Task prompt: Within these entries, which lines include the string "nghiệp"? Copy each one.

****************************************

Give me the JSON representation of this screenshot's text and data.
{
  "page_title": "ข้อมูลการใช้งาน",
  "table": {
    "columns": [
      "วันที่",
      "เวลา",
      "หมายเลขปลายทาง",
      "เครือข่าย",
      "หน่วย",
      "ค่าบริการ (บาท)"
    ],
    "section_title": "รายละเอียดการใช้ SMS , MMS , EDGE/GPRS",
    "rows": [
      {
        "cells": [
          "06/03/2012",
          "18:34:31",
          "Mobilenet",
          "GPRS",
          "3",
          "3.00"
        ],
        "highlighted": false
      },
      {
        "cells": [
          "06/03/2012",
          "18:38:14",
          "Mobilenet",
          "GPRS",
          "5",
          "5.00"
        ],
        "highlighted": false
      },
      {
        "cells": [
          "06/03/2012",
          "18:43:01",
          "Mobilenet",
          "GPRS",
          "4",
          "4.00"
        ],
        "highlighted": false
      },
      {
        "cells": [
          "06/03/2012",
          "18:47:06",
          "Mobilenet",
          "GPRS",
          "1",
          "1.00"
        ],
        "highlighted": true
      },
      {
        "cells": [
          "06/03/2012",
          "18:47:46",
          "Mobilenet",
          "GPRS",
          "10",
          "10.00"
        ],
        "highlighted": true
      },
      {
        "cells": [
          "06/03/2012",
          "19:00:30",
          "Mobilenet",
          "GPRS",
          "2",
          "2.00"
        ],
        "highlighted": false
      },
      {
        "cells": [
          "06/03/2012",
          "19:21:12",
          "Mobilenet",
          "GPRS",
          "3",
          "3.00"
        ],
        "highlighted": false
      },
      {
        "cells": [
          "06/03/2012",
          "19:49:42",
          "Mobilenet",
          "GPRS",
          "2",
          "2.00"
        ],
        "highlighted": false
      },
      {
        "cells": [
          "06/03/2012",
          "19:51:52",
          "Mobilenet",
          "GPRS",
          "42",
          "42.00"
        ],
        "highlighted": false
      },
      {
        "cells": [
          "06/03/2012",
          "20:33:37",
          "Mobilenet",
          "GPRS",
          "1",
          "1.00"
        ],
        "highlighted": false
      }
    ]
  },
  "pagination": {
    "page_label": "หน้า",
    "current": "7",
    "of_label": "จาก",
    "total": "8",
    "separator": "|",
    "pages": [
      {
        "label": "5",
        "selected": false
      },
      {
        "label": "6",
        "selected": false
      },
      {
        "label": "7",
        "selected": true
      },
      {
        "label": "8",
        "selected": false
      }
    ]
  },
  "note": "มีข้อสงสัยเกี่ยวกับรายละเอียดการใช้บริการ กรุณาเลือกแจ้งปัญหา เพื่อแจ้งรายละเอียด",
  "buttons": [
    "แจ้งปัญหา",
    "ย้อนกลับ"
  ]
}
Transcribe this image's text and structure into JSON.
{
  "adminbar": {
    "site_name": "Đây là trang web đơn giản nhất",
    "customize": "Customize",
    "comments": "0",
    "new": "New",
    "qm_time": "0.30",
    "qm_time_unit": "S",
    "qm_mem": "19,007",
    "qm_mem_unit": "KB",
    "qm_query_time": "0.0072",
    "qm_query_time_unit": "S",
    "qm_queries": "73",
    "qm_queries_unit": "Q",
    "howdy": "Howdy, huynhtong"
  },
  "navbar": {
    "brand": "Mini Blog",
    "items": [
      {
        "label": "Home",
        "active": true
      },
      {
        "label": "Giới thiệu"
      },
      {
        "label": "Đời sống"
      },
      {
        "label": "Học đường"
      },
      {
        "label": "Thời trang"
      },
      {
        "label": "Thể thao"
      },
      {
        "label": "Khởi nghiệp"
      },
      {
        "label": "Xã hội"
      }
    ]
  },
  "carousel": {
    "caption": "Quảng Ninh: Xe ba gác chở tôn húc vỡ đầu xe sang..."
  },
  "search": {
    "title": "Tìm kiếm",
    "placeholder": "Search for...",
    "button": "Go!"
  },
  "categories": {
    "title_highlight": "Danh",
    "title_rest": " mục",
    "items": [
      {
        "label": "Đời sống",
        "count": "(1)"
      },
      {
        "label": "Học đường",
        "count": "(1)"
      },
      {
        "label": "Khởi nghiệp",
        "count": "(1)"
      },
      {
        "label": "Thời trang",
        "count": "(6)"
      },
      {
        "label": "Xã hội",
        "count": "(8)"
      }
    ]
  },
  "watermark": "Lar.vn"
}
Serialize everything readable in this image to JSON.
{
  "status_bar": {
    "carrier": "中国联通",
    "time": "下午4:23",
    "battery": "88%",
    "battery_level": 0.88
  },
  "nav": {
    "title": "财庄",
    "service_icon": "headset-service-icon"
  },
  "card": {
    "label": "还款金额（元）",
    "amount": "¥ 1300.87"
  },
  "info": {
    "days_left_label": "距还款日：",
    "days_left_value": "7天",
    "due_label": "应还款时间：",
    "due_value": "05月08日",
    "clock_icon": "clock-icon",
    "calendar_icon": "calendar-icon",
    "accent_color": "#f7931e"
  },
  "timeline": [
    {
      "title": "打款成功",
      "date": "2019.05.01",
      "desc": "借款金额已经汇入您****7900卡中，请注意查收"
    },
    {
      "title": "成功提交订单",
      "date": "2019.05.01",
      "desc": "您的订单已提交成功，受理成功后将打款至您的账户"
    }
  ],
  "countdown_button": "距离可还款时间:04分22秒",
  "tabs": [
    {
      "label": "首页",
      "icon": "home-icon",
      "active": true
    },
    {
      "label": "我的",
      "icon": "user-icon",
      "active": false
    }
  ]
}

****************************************

Solved exercise:
        "label": "Khởi nghiệp"
        "label": "Khởi nghiệp",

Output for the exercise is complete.